> _Problem statement_
Among the records, find the lines that hold the string "coord" and return them.

> _Stored data_
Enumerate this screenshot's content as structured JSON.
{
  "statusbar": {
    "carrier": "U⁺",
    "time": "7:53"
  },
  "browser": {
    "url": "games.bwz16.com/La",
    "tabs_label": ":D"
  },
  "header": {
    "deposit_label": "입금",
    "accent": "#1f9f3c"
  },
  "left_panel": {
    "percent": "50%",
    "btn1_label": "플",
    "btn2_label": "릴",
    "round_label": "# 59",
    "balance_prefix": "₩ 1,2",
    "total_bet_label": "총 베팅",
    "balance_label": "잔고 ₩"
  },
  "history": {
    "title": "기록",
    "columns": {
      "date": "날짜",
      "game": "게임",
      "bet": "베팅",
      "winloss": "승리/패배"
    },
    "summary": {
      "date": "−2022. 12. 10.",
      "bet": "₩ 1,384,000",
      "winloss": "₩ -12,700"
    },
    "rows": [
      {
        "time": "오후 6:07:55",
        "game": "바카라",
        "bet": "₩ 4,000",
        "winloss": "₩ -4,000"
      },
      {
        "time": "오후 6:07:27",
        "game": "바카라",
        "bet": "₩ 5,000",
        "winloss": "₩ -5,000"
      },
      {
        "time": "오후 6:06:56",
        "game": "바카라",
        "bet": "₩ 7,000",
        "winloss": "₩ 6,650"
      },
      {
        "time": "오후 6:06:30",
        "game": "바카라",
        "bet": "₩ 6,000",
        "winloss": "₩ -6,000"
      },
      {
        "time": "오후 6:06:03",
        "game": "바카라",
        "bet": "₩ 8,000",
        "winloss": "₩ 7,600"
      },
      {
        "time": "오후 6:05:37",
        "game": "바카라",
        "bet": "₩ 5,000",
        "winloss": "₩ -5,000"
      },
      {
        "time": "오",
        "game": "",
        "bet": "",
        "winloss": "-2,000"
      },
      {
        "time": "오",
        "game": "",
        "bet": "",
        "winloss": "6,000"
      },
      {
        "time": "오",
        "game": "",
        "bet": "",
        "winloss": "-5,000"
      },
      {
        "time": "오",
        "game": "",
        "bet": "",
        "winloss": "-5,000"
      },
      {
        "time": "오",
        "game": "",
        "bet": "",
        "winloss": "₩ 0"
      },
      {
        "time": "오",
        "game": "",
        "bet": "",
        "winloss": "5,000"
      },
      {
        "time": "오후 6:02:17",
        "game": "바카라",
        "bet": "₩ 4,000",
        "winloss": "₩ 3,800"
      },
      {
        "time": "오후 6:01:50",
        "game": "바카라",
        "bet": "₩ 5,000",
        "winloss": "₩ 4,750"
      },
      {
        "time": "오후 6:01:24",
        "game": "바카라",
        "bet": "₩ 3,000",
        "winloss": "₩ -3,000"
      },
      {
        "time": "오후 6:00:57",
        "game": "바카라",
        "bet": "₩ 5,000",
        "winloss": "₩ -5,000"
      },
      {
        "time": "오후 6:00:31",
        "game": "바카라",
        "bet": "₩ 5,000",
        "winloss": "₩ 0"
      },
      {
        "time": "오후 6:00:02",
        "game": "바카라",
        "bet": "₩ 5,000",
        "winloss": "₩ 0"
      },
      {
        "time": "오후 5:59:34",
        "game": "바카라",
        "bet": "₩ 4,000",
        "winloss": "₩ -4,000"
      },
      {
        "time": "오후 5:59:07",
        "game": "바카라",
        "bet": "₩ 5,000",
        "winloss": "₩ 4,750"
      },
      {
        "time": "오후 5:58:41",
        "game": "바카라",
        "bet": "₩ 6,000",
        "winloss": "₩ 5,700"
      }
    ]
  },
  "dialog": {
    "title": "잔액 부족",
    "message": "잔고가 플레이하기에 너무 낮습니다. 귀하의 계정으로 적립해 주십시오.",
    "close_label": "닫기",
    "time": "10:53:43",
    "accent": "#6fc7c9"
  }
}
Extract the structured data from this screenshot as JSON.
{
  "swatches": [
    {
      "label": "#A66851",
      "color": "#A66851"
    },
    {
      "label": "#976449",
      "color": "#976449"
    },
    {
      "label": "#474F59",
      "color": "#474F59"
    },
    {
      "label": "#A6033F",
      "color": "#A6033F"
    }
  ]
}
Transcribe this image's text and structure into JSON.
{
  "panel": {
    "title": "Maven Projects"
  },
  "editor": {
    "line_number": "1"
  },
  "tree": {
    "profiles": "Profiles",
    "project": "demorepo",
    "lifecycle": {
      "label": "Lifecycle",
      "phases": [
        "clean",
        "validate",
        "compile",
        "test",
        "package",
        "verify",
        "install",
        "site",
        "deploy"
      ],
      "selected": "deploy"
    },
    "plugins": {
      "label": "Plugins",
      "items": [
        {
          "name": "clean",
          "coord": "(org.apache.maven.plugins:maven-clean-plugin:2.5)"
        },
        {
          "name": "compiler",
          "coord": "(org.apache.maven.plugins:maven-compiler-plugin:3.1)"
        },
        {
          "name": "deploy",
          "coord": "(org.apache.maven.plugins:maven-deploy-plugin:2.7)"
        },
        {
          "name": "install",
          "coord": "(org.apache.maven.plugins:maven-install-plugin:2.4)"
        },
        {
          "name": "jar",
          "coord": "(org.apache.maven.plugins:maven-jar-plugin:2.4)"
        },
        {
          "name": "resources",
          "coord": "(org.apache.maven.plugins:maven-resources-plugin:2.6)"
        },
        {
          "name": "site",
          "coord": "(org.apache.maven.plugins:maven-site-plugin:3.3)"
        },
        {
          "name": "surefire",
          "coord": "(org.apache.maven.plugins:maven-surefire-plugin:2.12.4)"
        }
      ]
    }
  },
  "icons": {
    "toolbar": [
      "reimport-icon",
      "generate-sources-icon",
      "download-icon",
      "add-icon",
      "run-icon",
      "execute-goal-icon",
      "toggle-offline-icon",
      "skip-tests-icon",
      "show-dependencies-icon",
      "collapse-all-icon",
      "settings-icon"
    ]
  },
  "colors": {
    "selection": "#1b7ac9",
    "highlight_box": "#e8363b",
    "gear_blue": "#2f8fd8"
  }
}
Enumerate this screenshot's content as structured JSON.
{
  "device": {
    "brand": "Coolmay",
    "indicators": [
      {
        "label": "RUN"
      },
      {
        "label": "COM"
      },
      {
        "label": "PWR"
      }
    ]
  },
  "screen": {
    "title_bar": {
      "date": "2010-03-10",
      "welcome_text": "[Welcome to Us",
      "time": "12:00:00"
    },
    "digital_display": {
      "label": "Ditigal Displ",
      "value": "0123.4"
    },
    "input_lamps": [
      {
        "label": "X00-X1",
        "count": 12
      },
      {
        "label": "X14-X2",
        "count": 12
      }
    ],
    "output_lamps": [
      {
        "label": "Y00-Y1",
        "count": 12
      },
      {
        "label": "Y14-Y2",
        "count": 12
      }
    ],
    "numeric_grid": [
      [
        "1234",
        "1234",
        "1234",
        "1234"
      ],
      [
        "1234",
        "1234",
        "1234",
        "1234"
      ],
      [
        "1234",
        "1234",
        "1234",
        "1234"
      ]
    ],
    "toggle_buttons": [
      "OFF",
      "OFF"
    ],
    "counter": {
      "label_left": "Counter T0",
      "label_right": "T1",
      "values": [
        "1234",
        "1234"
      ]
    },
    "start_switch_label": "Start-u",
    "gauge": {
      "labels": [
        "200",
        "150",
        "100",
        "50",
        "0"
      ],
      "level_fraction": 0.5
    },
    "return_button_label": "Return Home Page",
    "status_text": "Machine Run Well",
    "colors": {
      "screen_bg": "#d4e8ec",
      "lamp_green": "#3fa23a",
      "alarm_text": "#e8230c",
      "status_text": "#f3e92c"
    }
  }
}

> _Exercise result_
          "coord": "(org.apache.maven.plugins:maven-clean-plugin:2.5)"
          "coord": "(org.apache.maven.plugins:maven-compiler-plugin:3.1)"
          "coord": "(org.apache.maven.plugins:maven-deploy-plugin:2.7)"
          "coord": "(org.apache.maven.plugins:maven-install-plugin:2.4)"
          "coord": "(org.apache.maven.plugins:maven-jar-plugin:2.4)"
          "coord": "(org.apache.maven.plugins:maven-resources-plugin:2.6)"
          "coord": "(org.apache.maven.plugins:maven-site-plugin:3.3)"
          "coord": "(org.apache.maven.plugins:maven-surefire-plugin:2.12.4)"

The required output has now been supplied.